-- Records follows --

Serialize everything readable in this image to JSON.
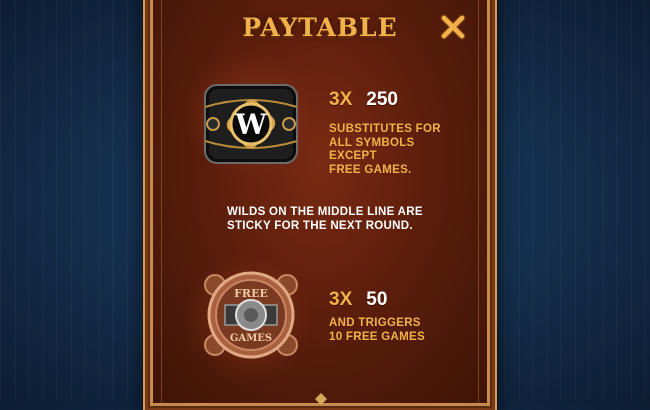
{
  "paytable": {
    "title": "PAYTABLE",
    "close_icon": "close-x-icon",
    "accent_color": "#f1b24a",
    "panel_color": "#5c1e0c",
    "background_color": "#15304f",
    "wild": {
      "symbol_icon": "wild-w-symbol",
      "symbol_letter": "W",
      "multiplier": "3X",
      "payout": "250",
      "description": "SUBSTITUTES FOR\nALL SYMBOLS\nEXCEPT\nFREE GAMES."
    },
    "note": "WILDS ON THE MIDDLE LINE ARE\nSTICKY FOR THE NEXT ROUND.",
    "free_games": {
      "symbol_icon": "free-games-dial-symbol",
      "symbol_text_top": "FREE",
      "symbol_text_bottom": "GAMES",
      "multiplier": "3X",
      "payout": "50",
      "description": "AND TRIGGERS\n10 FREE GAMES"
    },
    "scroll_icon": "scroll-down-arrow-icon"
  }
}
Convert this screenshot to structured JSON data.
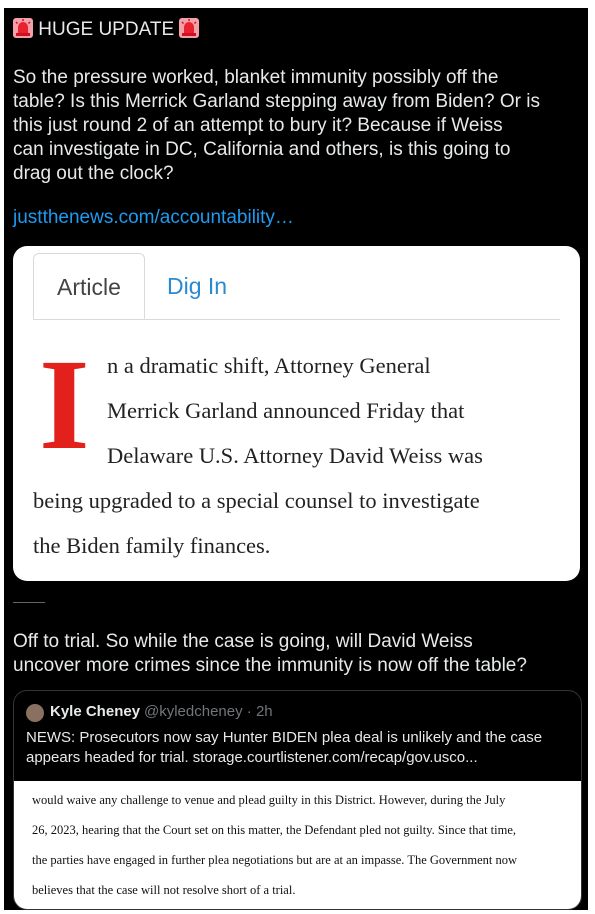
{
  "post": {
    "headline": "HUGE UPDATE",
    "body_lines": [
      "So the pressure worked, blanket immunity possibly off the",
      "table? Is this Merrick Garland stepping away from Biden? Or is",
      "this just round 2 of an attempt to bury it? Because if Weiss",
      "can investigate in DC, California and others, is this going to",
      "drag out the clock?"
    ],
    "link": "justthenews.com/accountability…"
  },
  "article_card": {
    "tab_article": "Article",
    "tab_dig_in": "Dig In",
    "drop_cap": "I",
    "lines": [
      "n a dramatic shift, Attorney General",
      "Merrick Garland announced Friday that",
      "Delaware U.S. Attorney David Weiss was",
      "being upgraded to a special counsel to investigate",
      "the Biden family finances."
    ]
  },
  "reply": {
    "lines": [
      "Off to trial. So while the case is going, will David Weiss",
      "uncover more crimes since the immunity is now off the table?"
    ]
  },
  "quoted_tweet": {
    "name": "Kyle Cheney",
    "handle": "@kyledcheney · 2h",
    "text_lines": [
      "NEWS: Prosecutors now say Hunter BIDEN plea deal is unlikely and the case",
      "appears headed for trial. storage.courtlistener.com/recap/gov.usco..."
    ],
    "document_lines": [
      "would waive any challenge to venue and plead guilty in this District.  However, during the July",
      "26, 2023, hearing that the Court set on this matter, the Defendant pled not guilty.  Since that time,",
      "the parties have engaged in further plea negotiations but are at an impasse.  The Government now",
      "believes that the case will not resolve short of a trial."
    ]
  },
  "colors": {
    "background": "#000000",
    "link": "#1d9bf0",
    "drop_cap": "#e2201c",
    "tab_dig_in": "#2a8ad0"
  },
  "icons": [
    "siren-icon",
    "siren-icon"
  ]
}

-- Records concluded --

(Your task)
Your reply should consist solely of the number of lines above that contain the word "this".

(Exercise output)
7